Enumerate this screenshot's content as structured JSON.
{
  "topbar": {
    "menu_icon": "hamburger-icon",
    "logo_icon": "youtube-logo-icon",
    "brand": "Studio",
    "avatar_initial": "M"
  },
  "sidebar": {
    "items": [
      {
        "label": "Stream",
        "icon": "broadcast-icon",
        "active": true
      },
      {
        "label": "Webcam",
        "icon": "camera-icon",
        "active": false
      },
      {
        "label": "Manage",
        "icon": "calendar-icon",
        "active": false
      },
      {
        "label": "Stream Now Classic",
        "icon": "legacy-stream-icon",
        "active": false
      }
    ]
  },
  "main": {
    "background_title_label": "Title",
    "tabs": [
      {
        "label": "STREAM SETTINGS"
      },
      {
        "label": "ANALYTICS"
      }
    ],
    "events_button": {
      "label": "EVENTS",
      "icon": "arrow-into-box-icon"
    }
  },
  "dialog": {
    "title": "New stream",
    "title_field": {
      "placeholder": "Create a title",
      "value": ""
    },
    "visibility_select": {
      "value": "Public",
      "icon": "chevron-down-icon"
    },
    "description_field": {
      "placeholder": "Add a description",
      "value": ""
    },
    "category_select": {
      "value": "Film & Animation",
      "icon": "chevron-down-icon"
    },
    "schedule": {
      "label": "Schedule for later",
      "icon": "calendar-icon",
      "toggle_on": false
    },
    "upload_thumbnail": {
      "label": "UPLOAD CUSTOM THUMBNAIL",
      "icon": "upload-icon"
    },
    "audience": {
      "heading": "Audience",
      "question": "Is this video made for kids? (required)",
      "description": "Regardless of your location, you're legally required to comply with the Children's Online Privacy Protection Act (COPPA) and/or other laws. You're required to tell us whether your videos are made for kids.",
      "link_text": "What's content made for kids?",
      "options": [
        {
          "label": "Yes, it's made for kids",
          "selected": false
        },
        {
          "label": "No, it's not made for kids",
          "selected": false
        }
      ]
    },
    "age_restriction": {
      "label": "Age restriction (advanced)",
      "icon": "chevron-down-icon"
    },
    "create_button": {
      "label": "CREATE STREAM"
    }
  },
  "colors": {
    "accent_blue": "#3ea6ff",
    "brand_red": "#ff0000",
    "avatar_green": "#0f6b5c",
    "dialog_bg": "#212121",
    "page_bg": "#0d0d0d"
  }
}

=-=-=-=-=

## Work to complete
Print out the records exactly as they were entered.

## Response for this exercise
Enumerate this screenshot's content as structured JSON.
{
  "topbar": {
    "menu_icon": "hamburger-icon",
    "logo_icon": "youtube-logo-icon",
    "brand": "Studio",
    "avatar_initial": "M"
  },
  "sidebar": {
    "items": [
      {
        "label": "Stream",
        "icon": "broadcast-icon",
        "active": true
      },
      {
        "label": "Webcam",
        "icon": "camera-icon",
        "active": false
      },
      {
        "label": "Manage",
        "icon": "calendar-icon",
        "active": false
      },
      {
        "label": "Stream Now Classic",
        "icon": "legacy-stream-icon",
        "active": false
      }
    ]
  },
  "main": {
    "background_title_label": "Title",
    "tabs": [
      {
        "label": "STREAM SETTINGS"
      },
      {
        "label": "ANALYTICS"
      }
    ],
    "events_button": {
      "label": "EVENTS",
      "icon": "arrow-into-box-icon"
    }
  },
  "dialog": {
    "title": "New stream",
    "title_field": {
      "placeholder": "Create a title",
      "value": ""
    },
    "visibility_select": {
      "value": "Public",
      "icon": "chevron-down-icon"
    },
    "description_field": {
      "placeholder": "Add a description",
      "value": ""
    },
    "category_select": {
      "value": "Film & Animation",
      "icon": "chevron-down-icon"
    },
    "schedule": {
      "label": "Schedule for later",
      "icon": "calendar-icon",
      "toggle_on": false
    },
    "upload_thumbnail": {
      "label": "UPLOAD CUSTOM THUMBNAIL",
      "icon": "upload-icon"
    },
    "audience": {
      "heading": "Audience",
      "question": "Is this video made for kids? (required)",
      "description": "Regardless of your location, you're legally required to comply with the Children's Online Privacy Protection Act (COPPA) and/or other laws. You're required to tell us whether your videos are made for kids.",
      "link_text": "What's content made for kids?",
      "options": [
        {
          "label": "Yes, it's made for kids",
          "selected": false
        },
        {
          "label": "No, it's not made for kids",
          "selected": false
        }
      ]
    },
    "age_restriction": {
      "label": "Age restriction (advanced)",
      "icon": "chevron-down-icon"
    },
    "create_button": {
      "label": "CREATE STREAM"
    }
  },
  "colors": {
    "accent_blue": "#3ea6ff",
    "brand_red": "#ff0000",
    "avatar_green": "#0f6b5c",
    "dialog_bg": "#212121",
    "page_bg": "#0d0d0d"
  }
}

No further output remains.